All lines in the data bearing the string "title" should be identified and copied.

Information supplied
○ ○ ○ ○
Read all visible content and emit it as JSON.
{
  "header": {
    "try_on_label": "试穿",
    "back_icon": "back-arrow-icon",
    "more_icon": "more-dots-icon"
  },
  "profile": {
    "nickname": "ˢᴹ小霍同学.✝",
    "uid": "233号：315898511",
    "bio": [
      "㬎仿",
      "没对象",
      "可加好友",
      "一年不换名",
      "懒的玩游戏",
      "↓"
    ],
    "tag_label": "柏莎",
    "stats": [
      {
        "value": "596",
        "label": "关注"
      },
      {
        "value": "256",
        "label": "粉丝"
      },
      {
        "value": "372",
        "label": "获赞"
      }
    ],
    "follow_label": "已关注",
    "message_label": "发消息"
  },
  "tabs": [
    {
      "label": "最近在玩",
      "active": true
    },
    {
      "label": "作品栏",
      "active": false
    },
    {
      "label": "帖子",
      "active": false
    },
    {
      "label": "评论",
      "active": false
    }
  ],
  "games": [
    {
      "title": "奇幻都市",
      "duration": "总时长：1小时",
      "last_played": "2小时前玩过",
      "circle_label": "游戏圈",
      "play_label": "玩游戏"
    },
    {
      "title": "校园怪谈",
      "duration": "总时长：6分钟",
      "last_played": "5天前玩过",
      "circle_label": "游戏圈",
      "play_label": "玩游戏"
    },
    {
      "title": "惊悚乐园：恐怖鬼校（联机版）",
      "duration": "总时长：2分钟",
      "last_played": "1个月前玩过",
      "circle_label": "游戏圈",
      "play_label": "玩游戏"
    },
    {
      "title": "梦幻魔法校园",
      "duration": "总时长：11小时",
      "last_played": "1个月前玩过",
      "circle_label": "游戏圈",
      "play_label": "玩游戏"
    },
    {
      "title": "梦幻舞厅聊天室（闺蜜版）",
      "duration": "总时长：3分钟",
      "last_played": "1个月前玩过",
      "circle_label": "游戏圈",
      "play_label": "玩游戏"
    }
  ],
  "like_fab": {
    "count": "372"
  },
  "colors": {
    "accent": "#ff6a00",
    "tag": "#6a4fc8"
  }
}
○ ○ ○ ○
Task response
      "title": "奇幻都市",
      "title": "校园怪谈",
      "title": "惊悚乐园：恐怖鬼校（联机版）",
      "title": "梦幻魔法校园",
      "title": "梦幻舞厅聊天室（闺蜜版）",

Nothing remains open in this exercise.